    1. Are they in the position to compete in Asia against Dell and what do they have to do if they aren't?

    2. Are they in the position to compete in North America and in Europe against Dell and what do they have to do if they aren't?

    3. Are they in the position to change all, most or some of their business processes to compete with Dell?

    4. Are they in the position and/or do they want to compete in the market not based on anything but price? (Lets face it, PCs, Servers, PDAs, copy machines, digital cameras, storage and printers are now a commodity)

    5. Are they willing to cut out or sell anything that isn't making a profit?

    6. Do they have the atmosphere and the financial commitment to continue to invest in Research and Development with the goal of getting new products in the pipeline?

    7. Do they have the proper strategy for marketing, sales and advertising focus in order to take on Dell?

    8. Are they willing to standardize and centralize management of processes, suppliers, components and support in order to keep a hold on costs while maintaining quality?

    9. Are they in the position to maintain their market share in the segments that they already have a strong foothold in?

    The 10th question is biggest question of all. Can HP afford to be good at what they always were good at?which is being an innovator? HP is at a crossroads and is probably at the same crossroads that IBM is at now. Dell is good at nothing except making a profit from a commodity, which wouldn?t be a commodity if it wasn?t for innovators such as HP. So you develop the next ?big thing?, at some point Dell figures out how to basically make the same ?big thing? makes it cheaper and then sells it cheaper. How do HP and IBM compete against that during a products life cycle? Personally, I see that current environment has many things in common with the airline industry a few years ago. Will you be the Southwest airline?
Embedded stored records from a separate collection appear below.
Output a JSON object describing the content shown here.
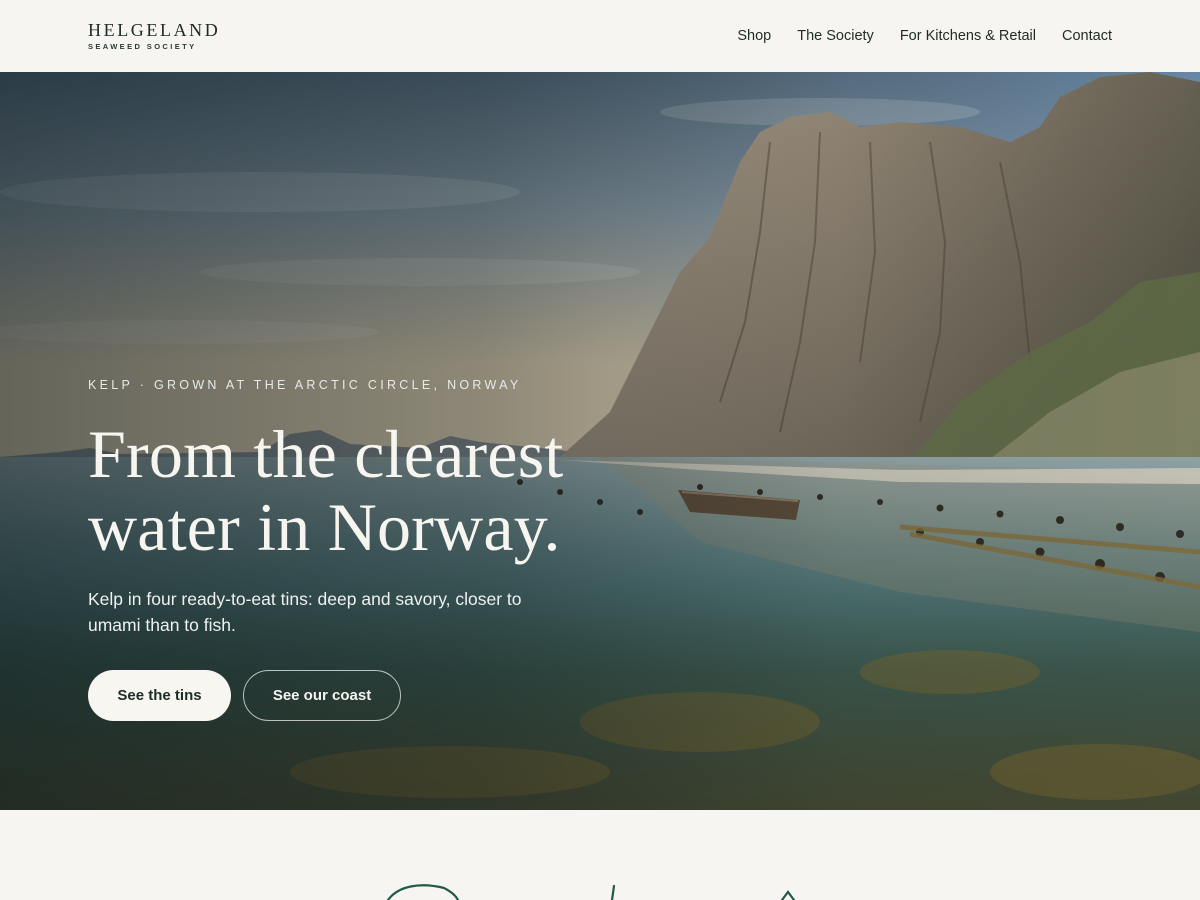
{
  "header": {
    "logo_main": "HELGELAND",
    "logo_sub": "SEAWEED SOCIETY",
    "nav": [
      {
        "label": "Shop"
      },
      {
        "label": "The Society"
      },
      {
        "label": "For Kitchens & Retail"
      },
      {
        "label": "Contact"
      }
    ]
  },
  "hero": {
    "eyebrow": "KELP · GROWN AT THE ARCTIC CIRCLE, NORWAY",
    "headline_line1": "From the clearest",
    "headline_line2": "water in Norway.",
    "lede": "Kelp in four ready-to-eat tins: deep and savory, closer to umami than to fish.",
    "primary_cta": "See the tins",
    "secondary_cta": "See our coast"
  },
  "colors": {
    "background": "#f6f5f1",
    "ink": "#1d2a26",
    "accent_green": "#1f5a4a"
  }
}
Or will you be the United Airline? If HP cannot be a Southwest as far as PCs, Servers, PDAs, copy machines, digital cameras, storage and printers go, then they should either sell these product lines to someone who can or spin it off as a separate company.
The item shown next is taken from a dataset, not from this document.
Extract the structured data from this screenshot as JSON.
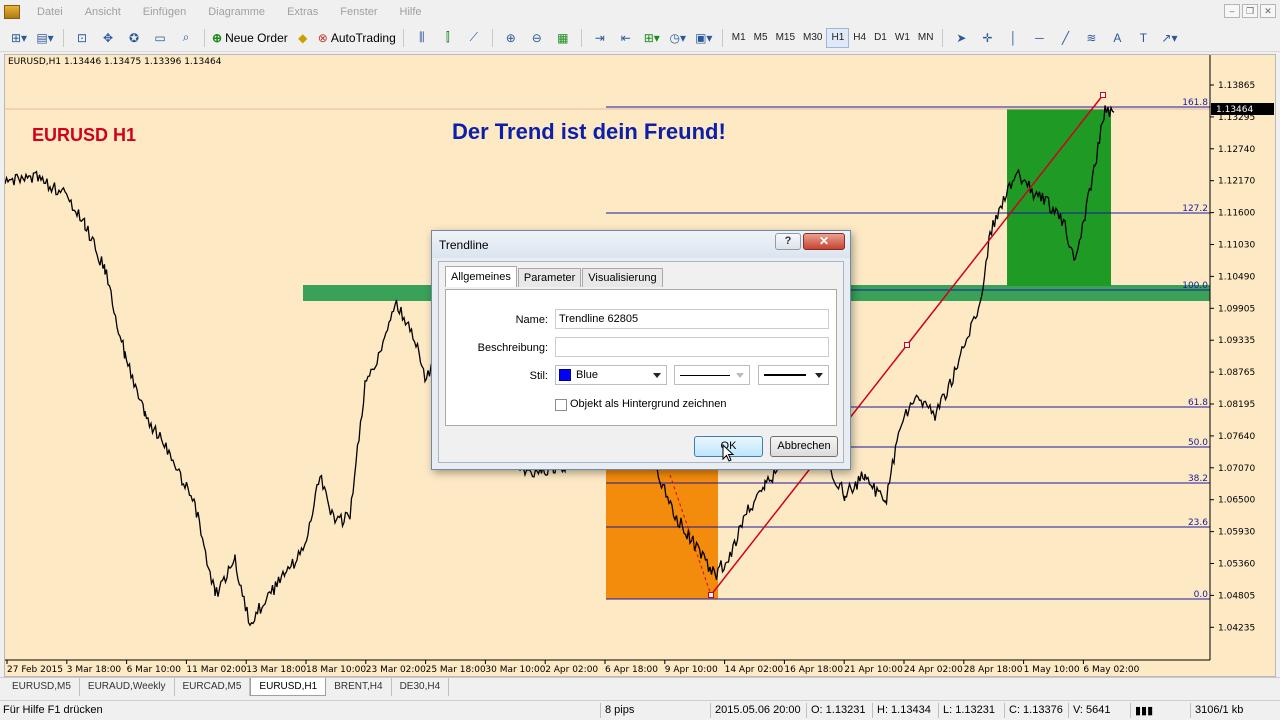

    There is always one more choice...either buy or be bought by Dell, Toshiba, IBM or someone else.
  • Kill the silos

    Visit HP's home page and you'll see pretty much how HP defines its customers - home & home office, SMB, enterprise, etc. But from the customer's perspective there isn't just one HP. No, there's the enterprise storage HP, there's the industry standard servers HP, there's ProCurve and printing and imaging and so on.
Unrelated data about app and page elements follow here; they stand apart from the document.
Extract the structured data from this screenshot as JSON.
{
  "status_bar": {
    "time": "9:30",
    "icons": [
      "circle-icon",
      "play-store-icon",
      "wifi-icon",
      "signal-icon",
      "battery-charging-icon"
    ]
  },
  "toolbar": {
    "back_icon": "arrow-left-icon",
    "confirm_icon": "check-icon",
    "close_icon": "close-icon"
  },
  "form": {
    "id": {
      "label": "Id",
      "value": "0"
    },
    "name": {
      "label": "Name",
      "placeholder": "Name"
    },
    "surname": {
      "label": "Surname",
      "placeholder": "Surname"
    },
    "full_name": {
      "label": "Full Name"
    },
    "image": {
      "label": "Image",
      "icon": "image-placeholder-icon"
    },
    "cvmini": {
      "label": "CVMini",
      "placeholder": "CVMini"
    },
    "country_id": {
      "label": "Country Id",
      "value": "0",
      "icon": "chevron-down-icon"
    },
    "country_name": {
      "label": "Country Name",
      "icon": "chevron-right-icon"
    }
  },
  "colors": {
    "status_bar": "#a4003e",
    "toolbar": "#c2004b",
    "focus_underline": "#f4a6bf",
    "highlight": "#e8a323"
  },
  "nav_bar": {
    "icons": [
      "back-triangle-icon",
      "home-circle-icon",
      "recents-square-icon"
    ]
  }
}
    There is no single face to HP that a customer can leverage to get the information and products they need. In fact, a customer with an HP SMB account (making direct purchases from HP) cannot purchase an EVA SAN or Integrity server direct or even get information from their SMB sales team. Or the education customer that standardizes on ProLiant servers but doesn't know about ProCurve networking because the rep handling the server sales isn't compensated on the networking sales. And worse, the server rep may be offering special pricing and the imaging rep or networking rep don't see the client as being important enough to warrant the same consideration.

    Each HP business area and field rep has their own silo to play in. And their management and individual's self interests won't let them play as a team.

    HP also needs to look at its product silos. Recently the blade server folks announced that they had a new switch that ran Cisco software. I'm sure that's a great strategic decision for the enterprise market where Cisco networks are the market leader. But HP has a networking business - ProCurve. Neither the old switches for the blade servers or the new switches apparently had any input from their own company. And why is it that any home user can purchase a Pavilion or Presario that comes standard with media card slots, DVD/CDRW, front mounted USB and Firewire ports and optical mouse while schools that need and really, really want these features can't find one standard sku in the business line of PCs built this way?

    So my free advice to Mr. Hurd is simply "tear down those walls" between all the silos and internal kingdoms. Find a way for all the business groups to present a single face to any customer and for those internal businesses to work in concert with one another.